= WORK TASK =
Reproduce every record verbatim but drop the pictures.

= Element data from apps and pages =
__________________________________________________
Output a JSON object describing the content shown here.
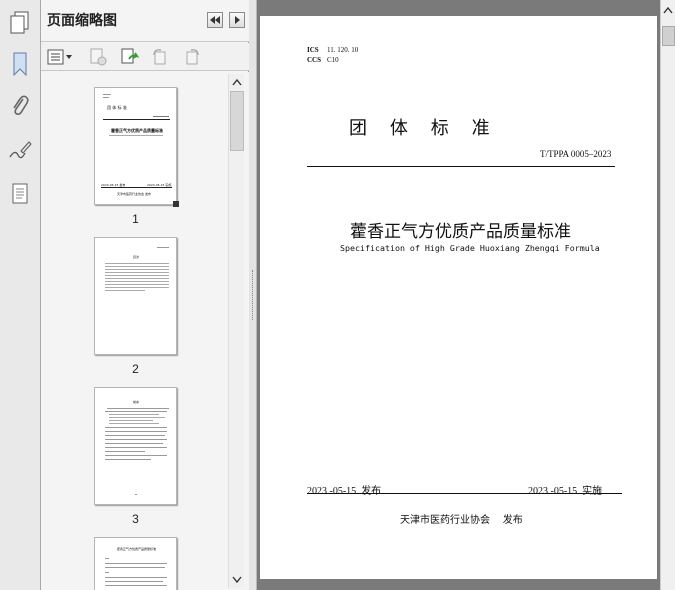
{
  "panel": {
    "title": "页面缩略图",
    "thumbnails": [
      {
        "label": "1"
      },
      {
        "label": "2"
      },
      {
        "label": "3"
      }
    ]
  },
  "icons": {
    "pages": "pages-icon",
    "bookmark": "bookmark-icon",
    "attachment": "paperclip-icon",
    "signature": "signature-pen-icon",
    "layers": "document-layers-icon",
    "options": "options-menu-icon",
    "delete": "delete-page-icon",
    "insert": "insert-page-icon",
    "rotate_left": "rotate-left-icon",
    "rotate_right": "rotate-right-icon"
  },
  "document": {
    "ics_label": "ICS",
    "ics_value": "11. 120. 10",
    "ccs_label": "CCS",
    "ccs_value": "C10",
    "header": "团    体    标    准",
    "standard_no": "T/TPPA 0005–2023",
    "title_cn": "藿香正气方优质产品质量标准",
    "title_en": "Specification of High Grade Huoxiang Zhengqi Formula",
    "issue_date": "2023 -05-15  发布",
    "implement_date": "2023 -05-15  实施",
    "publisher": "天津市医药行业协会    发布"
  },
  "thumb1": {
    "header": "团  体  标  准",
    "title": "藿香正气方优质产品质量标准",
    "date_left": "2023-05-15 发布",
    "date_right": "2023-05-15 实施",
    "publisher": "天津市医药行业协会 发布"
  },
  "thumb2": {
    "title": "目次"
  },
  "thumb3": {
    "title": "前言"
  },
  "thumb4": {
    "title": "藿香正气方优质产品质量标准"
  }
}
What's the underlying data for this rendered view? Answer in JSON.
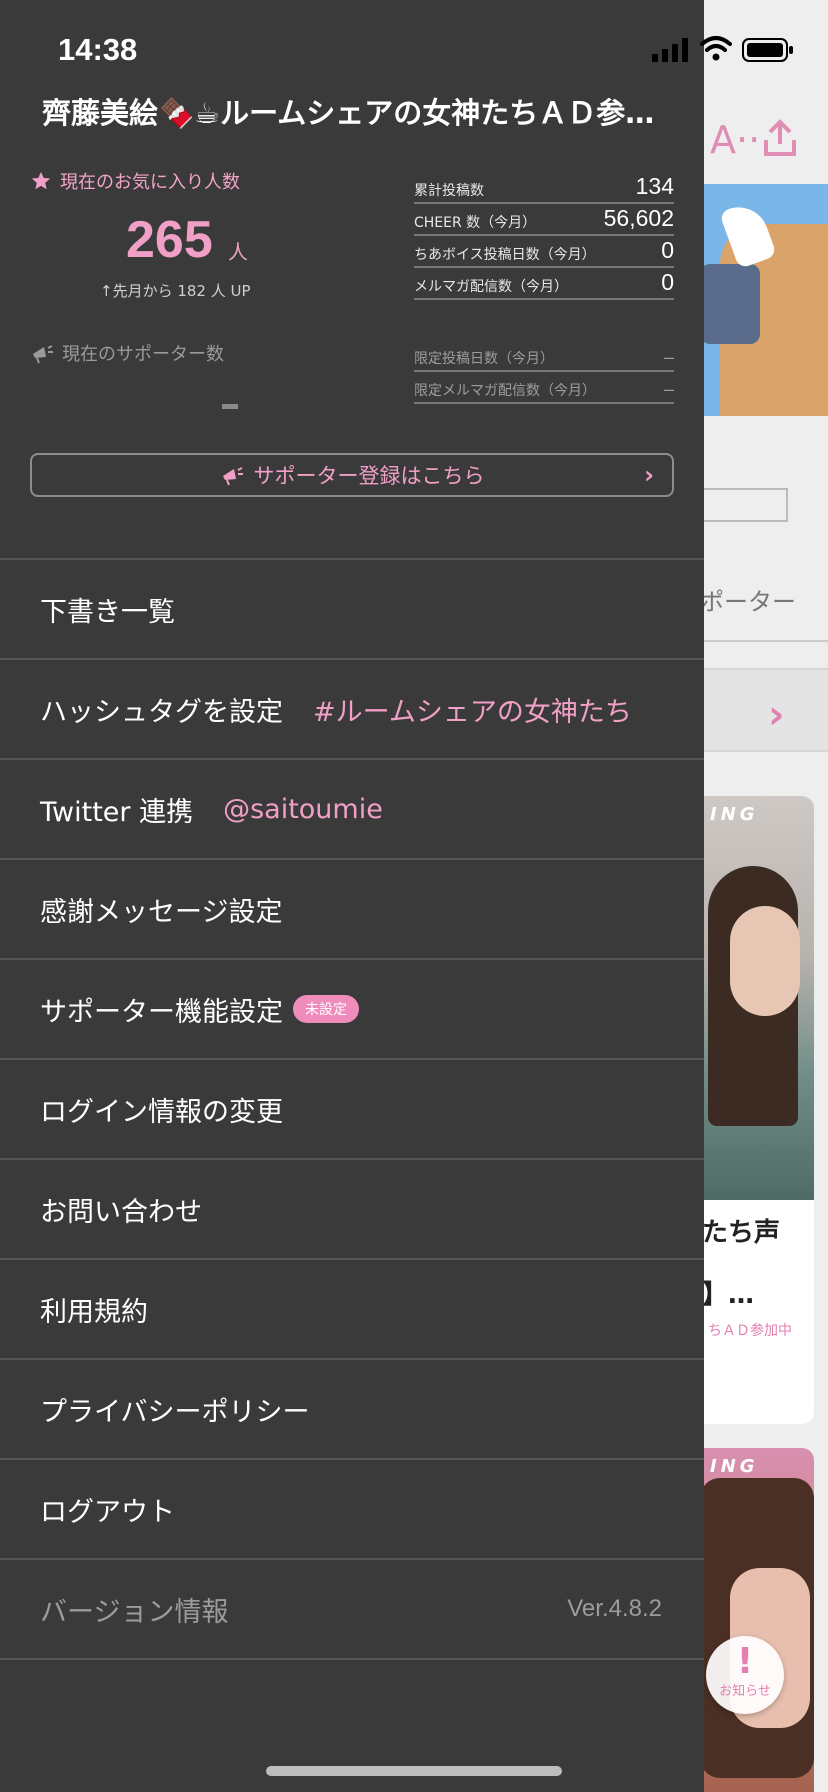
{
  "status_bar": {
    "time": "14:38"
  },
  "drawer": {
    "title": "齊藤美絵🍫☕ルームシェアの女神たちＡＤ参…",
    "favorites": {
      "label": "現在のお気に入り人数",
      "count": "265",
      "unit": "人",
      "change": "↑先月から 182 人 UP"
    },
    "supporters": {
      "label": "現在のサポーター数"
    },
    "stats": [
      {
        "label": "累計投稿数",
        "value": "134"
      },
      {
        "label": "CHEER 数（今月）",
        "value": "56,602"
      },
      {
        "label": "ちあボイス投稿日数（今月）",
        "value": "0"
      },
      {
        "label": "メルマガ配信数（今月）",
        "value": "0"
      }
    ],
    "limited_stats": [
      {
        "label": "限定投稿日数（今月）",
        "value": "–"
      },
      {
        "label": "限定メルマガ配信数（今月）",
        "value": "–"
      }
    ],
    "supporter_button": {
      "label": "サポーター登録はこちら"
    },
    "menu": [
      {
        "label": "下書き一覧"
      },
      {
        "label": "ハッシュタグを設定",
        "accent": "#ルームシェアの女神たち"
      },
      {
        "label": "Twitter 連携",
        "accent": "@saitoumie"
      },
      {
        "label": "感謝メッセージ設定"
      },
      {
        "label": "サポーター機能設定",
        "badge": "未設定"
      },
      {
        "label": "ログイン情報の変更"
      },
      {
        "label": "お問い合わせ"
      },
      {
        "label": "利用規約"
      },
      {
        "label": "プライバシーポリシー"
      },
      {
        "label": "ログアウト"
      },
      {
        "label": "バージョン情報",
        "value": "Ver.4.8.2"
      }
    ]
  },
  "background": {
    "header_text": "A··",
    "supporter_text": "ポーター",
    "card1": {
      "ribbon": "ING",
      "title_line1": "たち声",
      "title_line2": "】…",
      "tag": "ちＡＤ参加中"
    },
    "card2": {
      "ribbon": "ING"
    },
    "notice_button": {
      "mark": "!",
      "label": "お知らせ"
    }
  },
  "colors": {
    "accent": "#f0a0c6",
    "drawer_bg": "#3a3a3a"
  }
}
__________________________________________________
= WORKED SOLUTION =
Output a JSON object describing the content shown here.
{
  "panel": {
    "title": "页面缩略图",
    "thumbnails": [
      {
        "label": "1"
      },
      {
        "label": "2"
      },
      {
        "label": "3"
      }
    ]
  },
  "icons": {
    "pages": "pages-icon",
    "bookmark": "bookmark-icon",
    "attachment": "paperclip-icon",
    "signature": "signature-pen-icon",
    "layers": "document-layers-icon",
    "options": "options-menu-icon",
    "delete": "delete-page-icon",
    "insert": "insert-page-icon",
    "rotate_left": "rotate-left-icon",
    "rotate_right": "rotate-right-icon"
  },
  "document": {
    "ics_label": "ICS",
    "ics_value": "11. 120. 10",
    "ccs_label": "CCS",
    "ccs_value": "C10",
    "header": "团    体    标    准",
    "standard_no": "T/TPPA 0005–2023",
    "title_cn": "藿香正气方优质产品质量标准",
    "title_en": "Specification of High Grade Huoxiang Zhengqi Formula",
    "issue_date": "2023 -05-15  发布",
    "implement_date": "2023 -05-15  实施",
    "publisher": "天津市医药行业协会    发布"
  },
  "thumb1": {
    "header": "团  体  标  准",
    "title": "藿香正气方优质产品质量标准",
    "date_left": "2023-05-15 发布",
    "date_right": "2023-05-15 实施",
    "publisher": "天津市医药行业协会 发布"
  },
  "thumb2": {
    "title": "目次"
  },
  "thumb3": {
    "title": "前言"
  },
  "thumb4": {
    "title": "藿香正气方优质产品质量标准"
  }
}
What's the underlying data for this rendered view? Answer in JSON.
{
  "status_bar": {
    "time": "14:38"
  },
  "drawer": {
    "title": "齊藤美絵🍫☕ルームシェアの女神たちＡＤ参…",
    "favorites": {
      "label": "現在のお気に入り人数",
      "count": "265",
      "unit": "人",
      "change": "↑先月から 182 人 UP"
    },
    "supporters": {
      "label": "現在のサポーター数"
    },
    "stats": [
      {
        "label": "累計投稿数",
        "value": "134"
      },
      {
        "label": "CHEER 数（今月）",
        "value": "56,602"
      },
      {
        "label": "ちあボイス投稿日数（今月）",
        "value": "0"
      },
      {
        "label": "メルマガ配信数（今月）",
        "value": "0"
      }
    ],
    "limited_stats": [
      {
        "label": "限定投稿日数（今月）",
        "value": "–"
      },
      {
        "label": "限定メルマガ配信数（今月）",
        "value": "–"
      }
    ],
    "supporter_button": {
      "label": "サポーター登録はこちら"
    },
    "menu": [
      {
        "label": "下書き一覧"
      },
      {
        "label": "ハッシュタグを設定",
        "accent": "#ルームシェアの女神たち"
      },
      {
        "label": "Twitter 連携",
        "accent": "@saitoumie"
      },
      {
        "label": "感謝メッセージ設定"
      },
      {
        "label": "サポーター機能設定",
        "badge": "未設定"
      },
      {
        "label": "ログイン情報の変更"
      },
      {
        "label": "お問い合わせ"
      },
      {
        "label": "利用規約"
      },
      {
        "label": "プライバシーポリシー"
      },
      {
        "label": "ログアウト"
      },
      {
        "label": "バージョン情報",
        "value": "Ver.4.8.2"
      }
    ]
  },
  "background": {
    "header_text": "A··",
    "supporter_text": "ポーター",
    "card1": {
      "ribbon": "ING",
      "title_line1": "たち声",
      "title_line2": "】…",
      "tag": "ちＡＤ参加中"
    },
    "card2": {
      "ribbon": "ING"
    },
    "notice_button": {
      "mark": "!",
      "label": "お知らせ"
    }
  },
  "colors": {
    "accent": "#f0a0c6",
    "drawer_bg": "#3a3a3a"
  }
}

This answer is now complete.